▶ _Task brief_:
I'd like every line from the material below that has "time" in it.

◇ ◇ ◇ ◇ ◇

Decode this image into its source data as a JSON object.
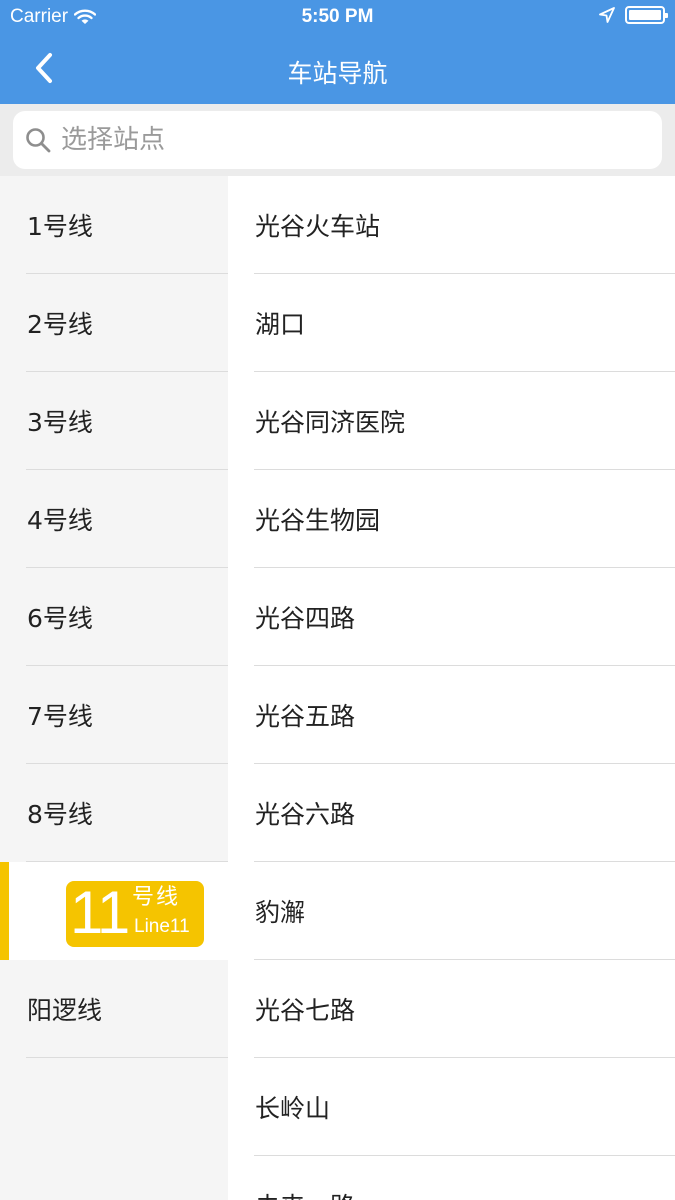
{
  "status_bar": {
    "carrier": "Carrier",
    "time": "5:50 PM",
    "icons": [
      "wifi-icon",
      "location-arrow-icon",
      "battery-icon"
    ]
  },
  "nav": {
    "title": "车站导航",
    "back_icon": "chevron-left-icon"
  },
  "search": {
    "placeholder": "选择站点",
    "value": "",
    "icon": "search-icon"
  },
  "lines": [
    {
      "label": "1号线"
    },
    {
      "label": "2号线"
    },
    {
      "label": "3号线"
    },
    {
      "label": "4号线"
    },
    {
      "label": "6号线"
    },
    {
      "label": "7号线"
    },
    {
      "label": "8号线"
    }
  ],
  "selected_line": {
    "number": "11",
    "cn": "号线",
    "en": "Line11"
  },
  "lines_after": [
    {
      "label": "阳逻线"
    }
  ],
  "stations": [
    {
      "label": "光谷火车站"
    },
    {
      "label": "湖口"
    },
    {
      "label": "光谷同济医院"
    },
    {
      "label": "光谷生物园"
    },
    {
      "label": "光谷四路"
    },
    {
      "label": "光谷五路"
    },
    {
      "label": "光谷六路"
    },
    {
      "label": "豹澥"
    },
    {
      "label": "光谷七路"
    },
    {
      "label": "长岭山"
    },
    {
      "label": "未来一路"
    }
  ],
  "colors": {
    "header": "#4a96e4",
    "accent": "#f5c400",
    "sidebar_bg": "#f5f5f5"
  }
}
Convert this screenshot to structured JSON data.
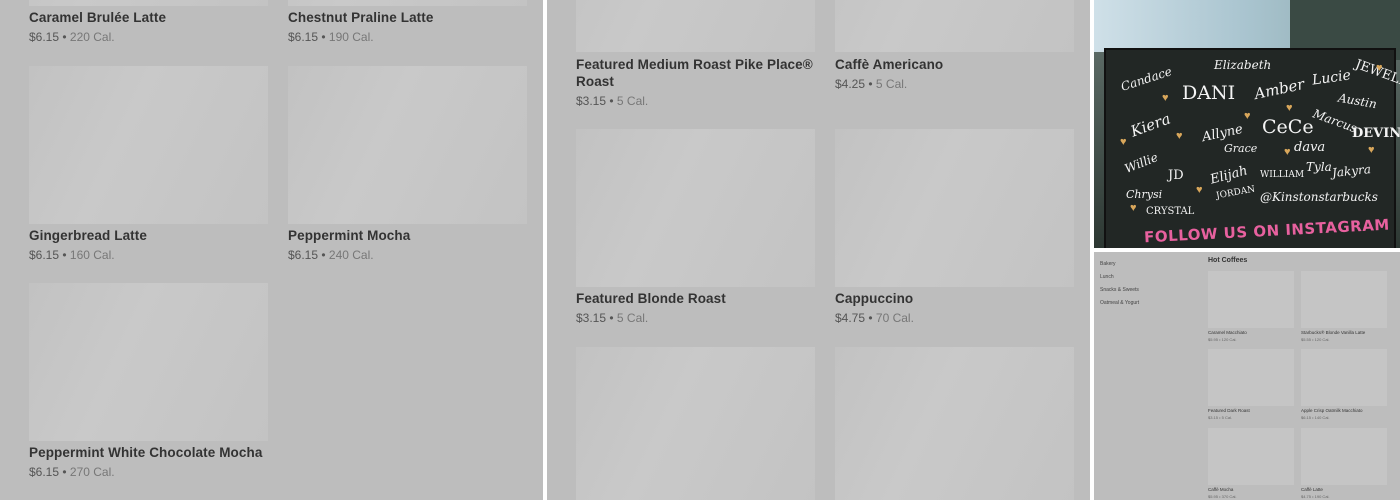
{
  "panel1": {
    "items": [
      {
        "name": "Caramel Brulée Latte",
        "price": "$6.15",
        "cal": "220 Cal."
      },
      {
        "name": "Chestnut Praline Latte",
        "price": "$6.15",
        "cal": "190 Cal."
      },
      {
        "name": "Gingerbread Latte",
        "price": "$6.15",
        "cal": "160 Cal."
      },
      {
        "name": "Peppermint Mocha",
        "price": "$6.15",
        "cal": "240 Cal."
      },
      {
        "name": "Peppermint White Chocolate Mocha",
        "price": "$6.15",
        "cal": "270 Cal."
      }
    ]
  },
  "panel2": {
    "items": [
      {
        "name": "Featured Medium Roast Pike Place® Roast",
        "price": "$3.15",
        "cal": "5 Cal."
      },
      {
        "name": "Caffè Americano",
        "price": "$4.25",
        "cal": "5 Cal."
      },
      {
        "name": "Featured Blonde Roast",
        "price": "$3.15",
        "cal": "5 Cal."
      },
      {
        "name": "Cappuccino",
        "price": "$4.75",
        "cal": "70 Cal."
      }
    ]
  },
  "photo": {
    "names": [
      "Candace",
      "Elizabeth",
      "DANI",
      "Amber",
      "Lucie",
      "JEWELL",
      "Kiera",
      "Allyne",
      "CeCe",
      "Marcus",
      "Austin",
      "DEVIN",
      "Willie",
      "Grace",
      "dava",
      "JD",
      "Elijah",
      "WILLIAM",
      "Tyla",
      "Jakyra",
      "Chrysi",
      "JORDAN",
      "CRYSTAL",
      "@Kinstonstarbucks"
    ],
    "banner": "FOLLOW US ON INSTAGRAM"
  },
  "panel4": {
    "sidebar": [
      "Bakery",
      "Lunch",
      "Snacks & Sweets",
      "Oatmeal & Yogurt"
    ],
    "section_title": "Hot Coffees",
    "items": [
      {
        "name": "Caramel Macchiato",
        "price": "$5.95",
        "cal": "120 Cal."
      },
      {
        "name": "Starbucks® Blonde Vanilla Latte",
        "price": "$5.55",
        "cal": "120 Cal."
      },
      {
        "name": "Featured Dark Roast",
        "price": "$3.15",
        "cal": "5 Cal."
      },
      {
        "name": "Apple Crisp Oatmilk Macchiato",
        "price": "$6.15",
        "cal": "140 Cal."
      },
      {
        "name": "Caffè Mocha",
        "price": "$5.95",
        "cal": "370 Cal."
      },
      {
        "name": "Caffè Latte",
        "price": "$4.75",
        "cal": "190 Cal."
      }
    ]
  }
}
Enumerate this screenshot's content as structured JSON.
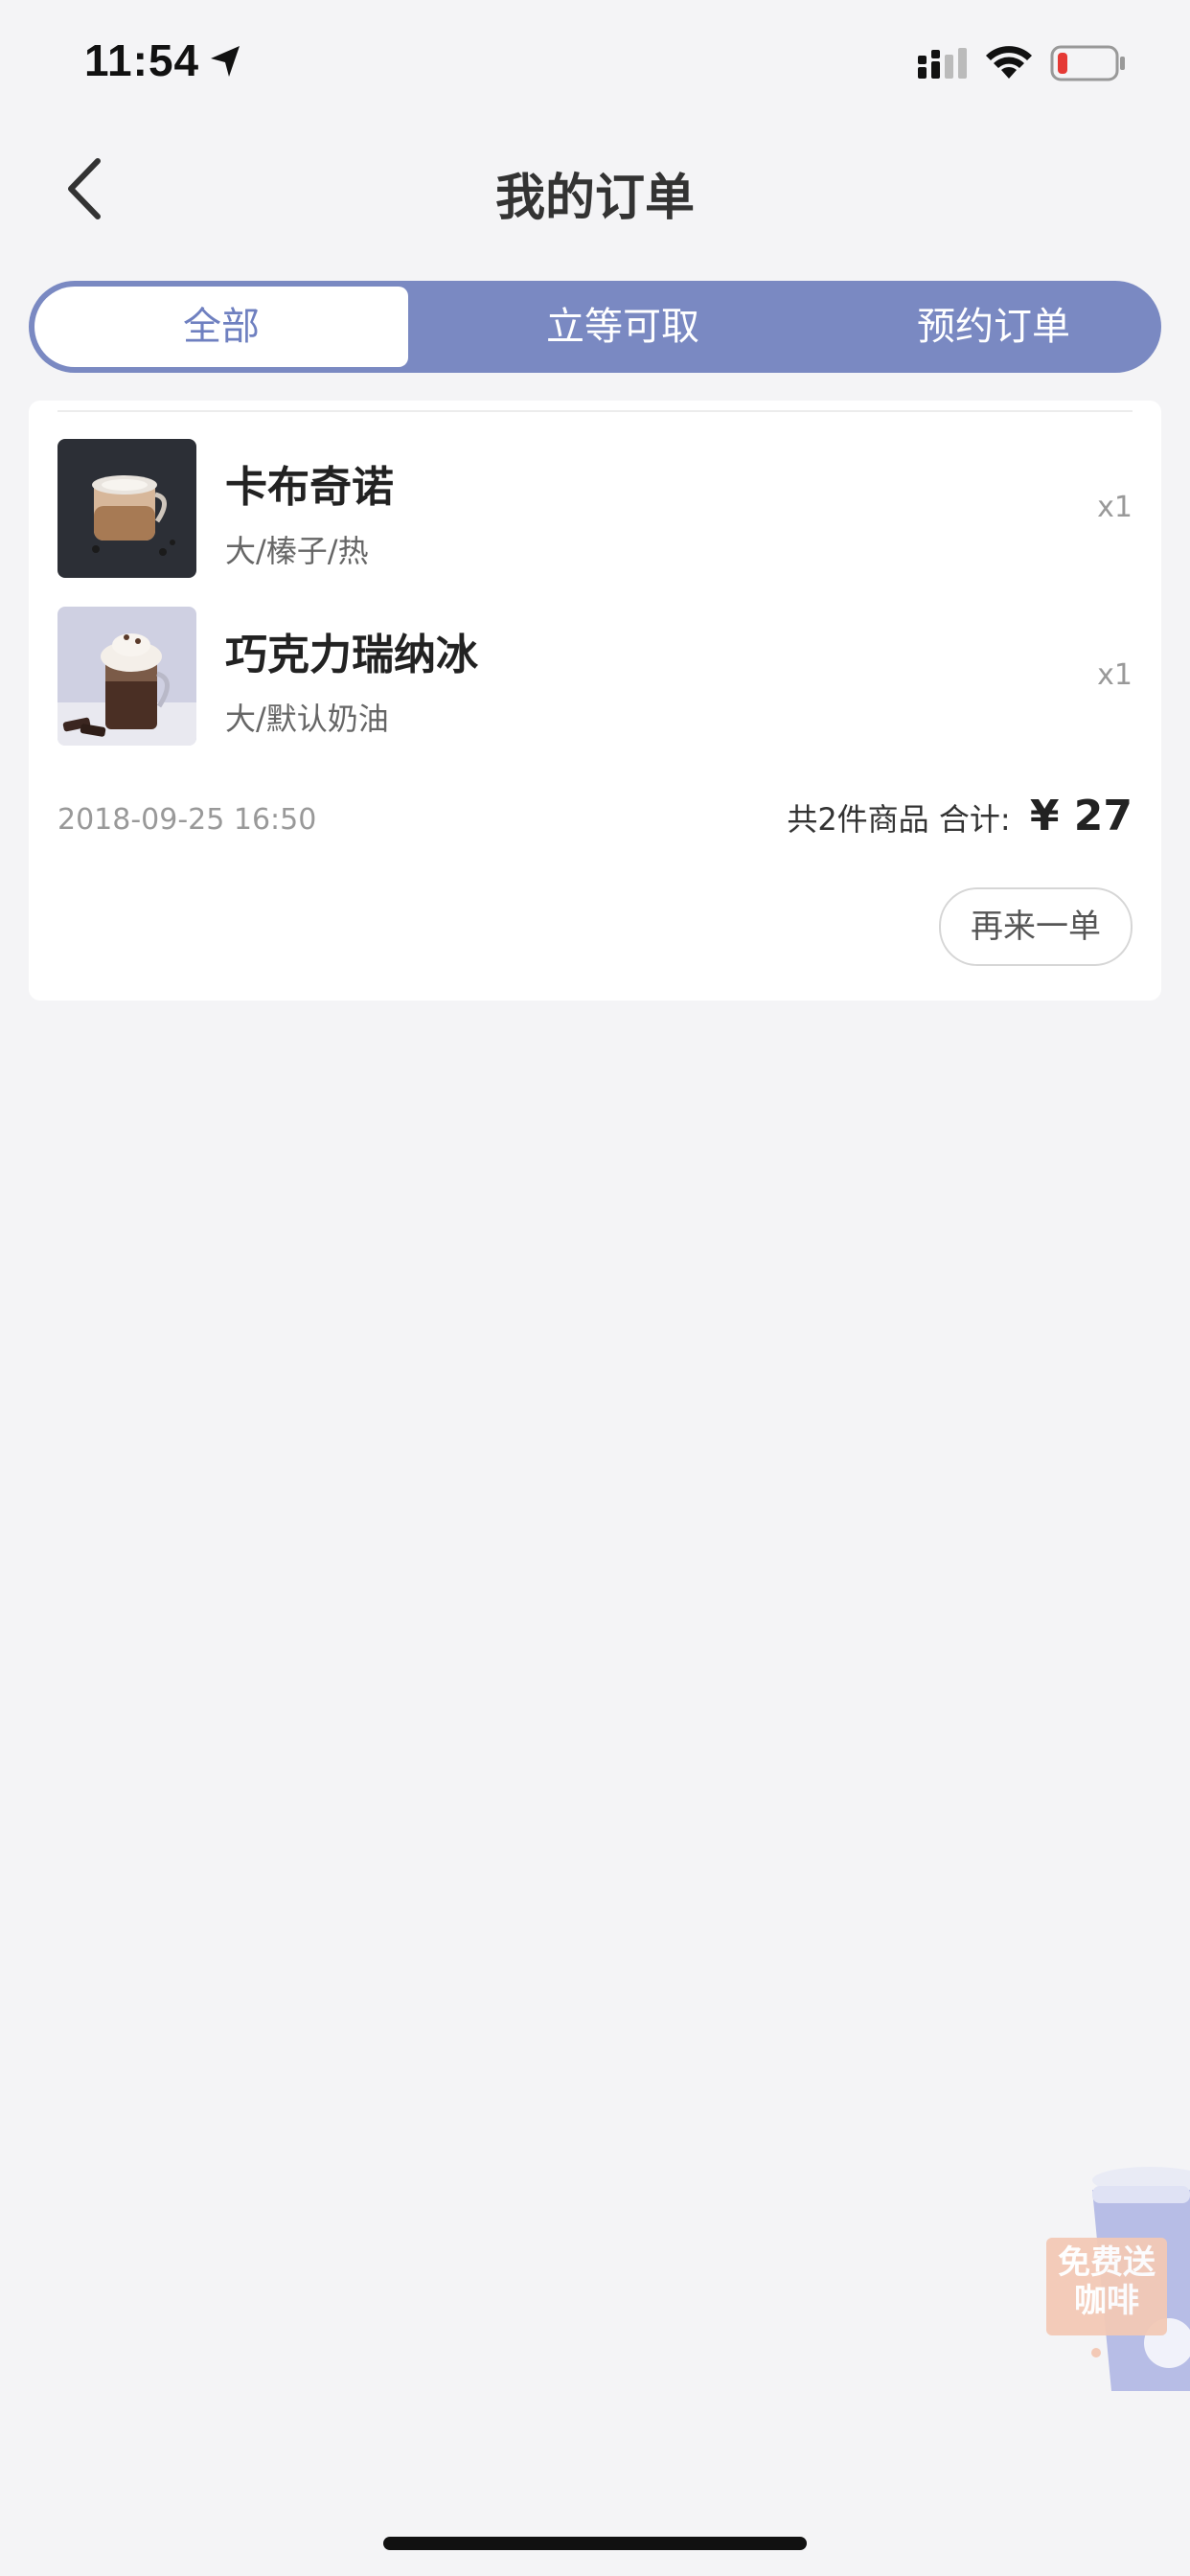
{
  "status_bar": {
    "time": "11:54"
  },
  "nav": {
    "title": "我的订单"
  },
  "tabs": [
    {
      "label": "全部",
      "selected": true
    },
    {
      "label": "立等可取",
      "selected": false
    },
    {
      "label": "预约订单",
      "selected": false
    }
  ],
  "order": {
    "items": [
      {
        "name": "卡布奇诺",
        "spec": "大/榛子/热",
        "qty": "x1"
      },
      {
        "name": "巧克力瑞纳冰",
        "spec": "大/默认奶油",
        "qty": "x1"
      }
    ],
    "time": "2018-09-25 16:50",
    "count_text": "共2件商品",
    "total_label": "合计:",
    "total_price": "¥ 27",
    "reorder_label": "再来一单"
  },
  "promo": {
    "label": "免费送咖啡"
  },
  "colors": {
    "accent": "#7a89c2",
    "background": "#f4f4f6"
  }
}
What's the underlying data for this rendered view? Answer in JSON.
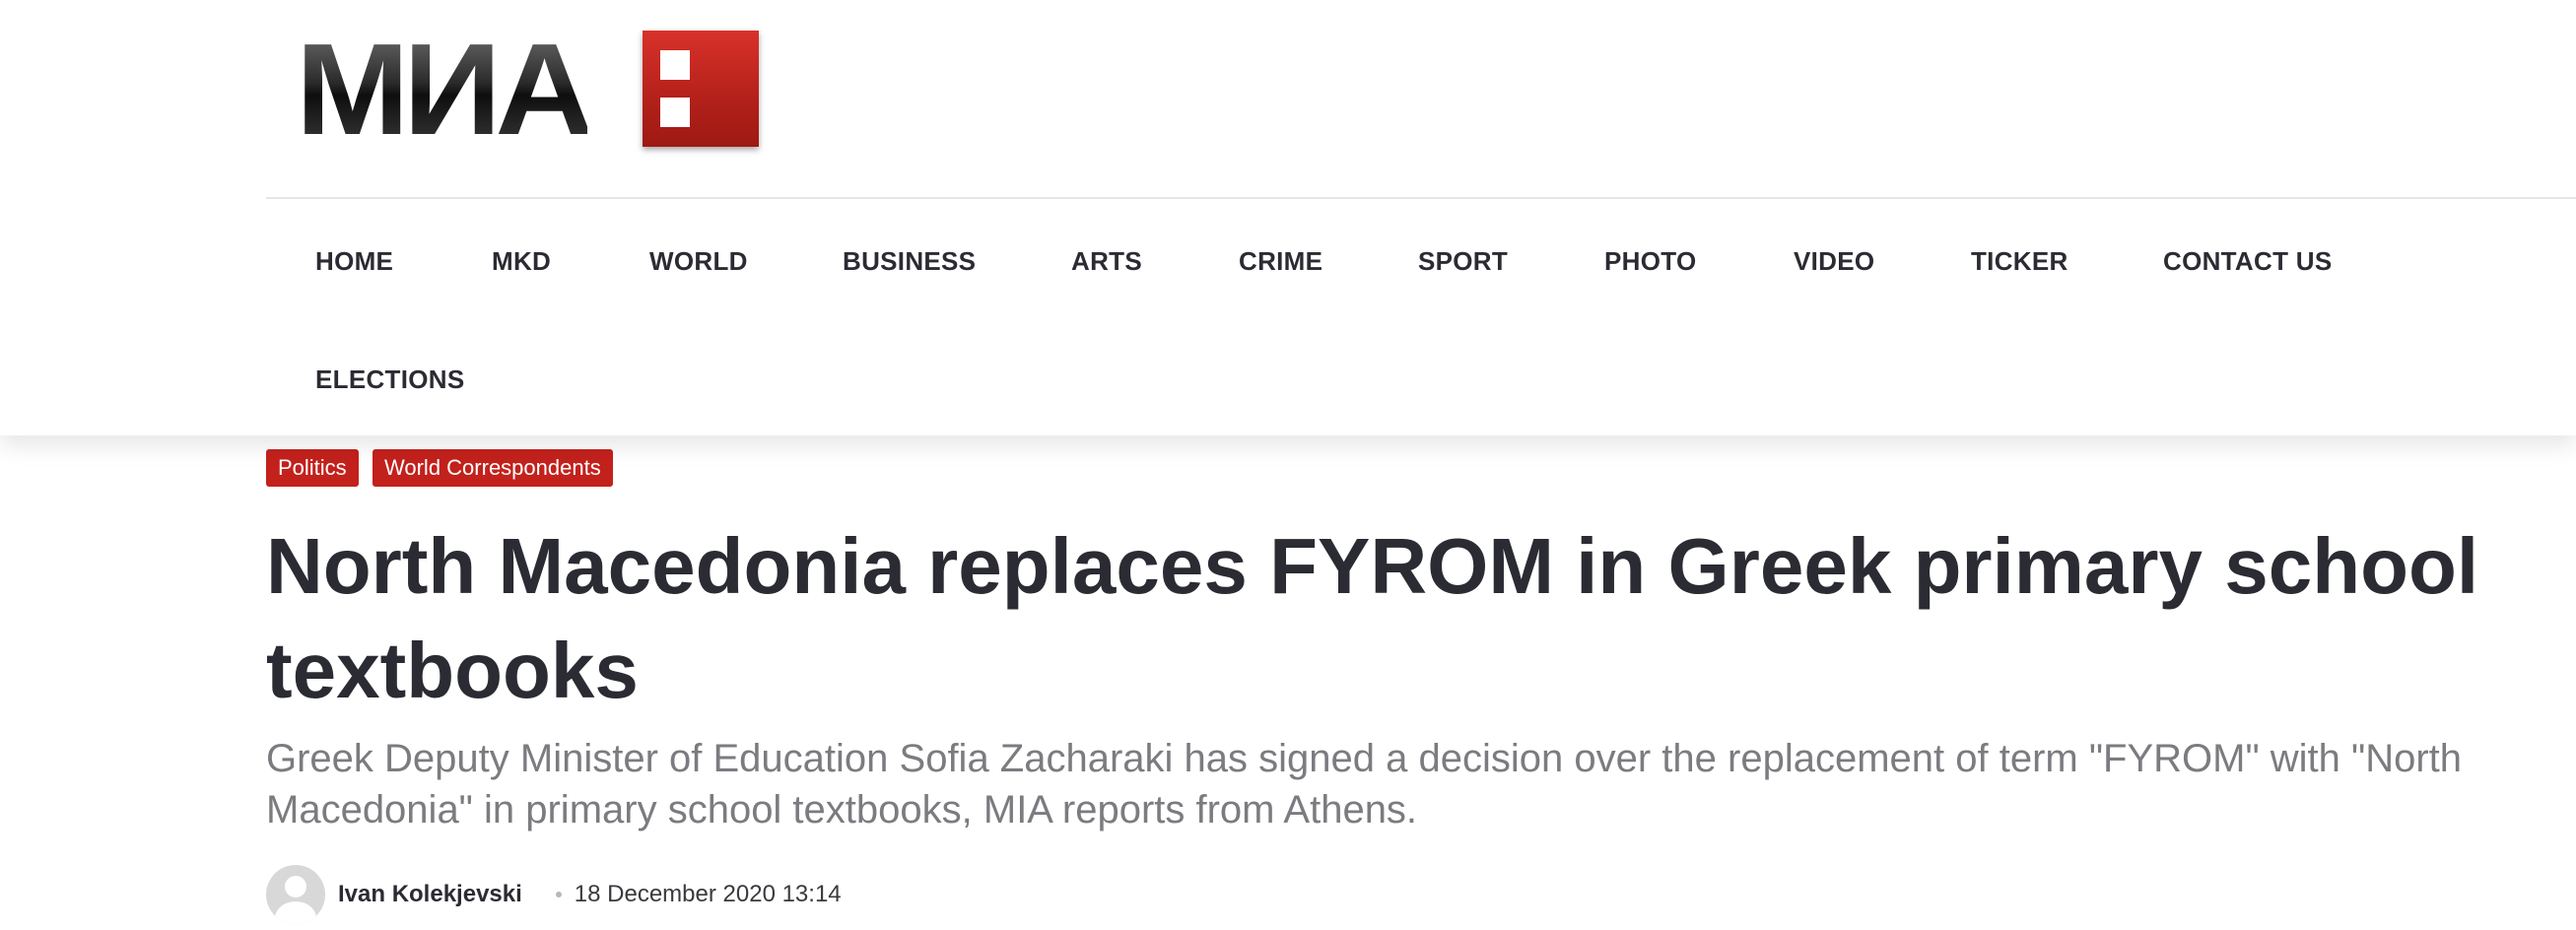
{
  "brand": {
    "logo_text": "МИА",
    "logo_color": "#c3211c"
  },
  "nav": {
    "items": [
      {
        "label": "HOME"
      },
      {
        "label": "MKD"
      },
      {
        "label": "WORLD"
      },
      {
        "label": "BUSINESS"
      },
      {
        "label": "ARTS"
      },
      {
        "label": "CRIME"
      },
      {
        "label": "SPORT"
      },
      {
        "label": "PHOTO"
      },
      {
        "label": "VIDEO"
      },
      {
        "label": "TICKER"
      },
      {
        "label": "CONTACT US"
      },
      {
        "label": "ELECTIONS"
      }
    ]
  },
  "article": {
    "tags": [
      {
        "label": "Politics"
      },
      {
        "label": "World Correspondents"
      }
    ],
    "title": "North Macedonia replaces FYROM in Greek primary school textbooks",
    "lede": "Greek Deputy Minister of Education Sofia Zacharaki has signed a decision over the replacement of term \"FYROM\" with \"North Macedonia\" in primary school textbooks, MIA reports from Athens.",
    "author": "Ivan Kolekjevski",
    "date": "18 December 2020 13:14",
    "avatar_icon": "user-avatar-icon"
  },
  "colors": {
    "accent": "#c3211c",
    "text": "#2b2b33",
    "muted": "#7b7b80"
  }
}
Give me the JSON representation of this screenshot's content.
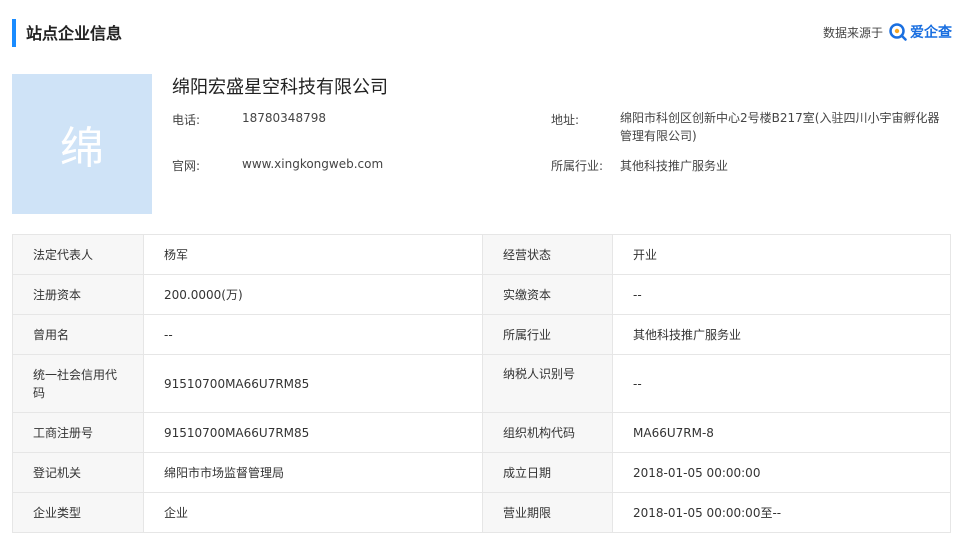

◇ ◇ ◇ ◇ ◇

▶ _Task response_:
    "time": "5:50 PM",
    "time": "11:54"
    "time": "2018-09-25 16:50",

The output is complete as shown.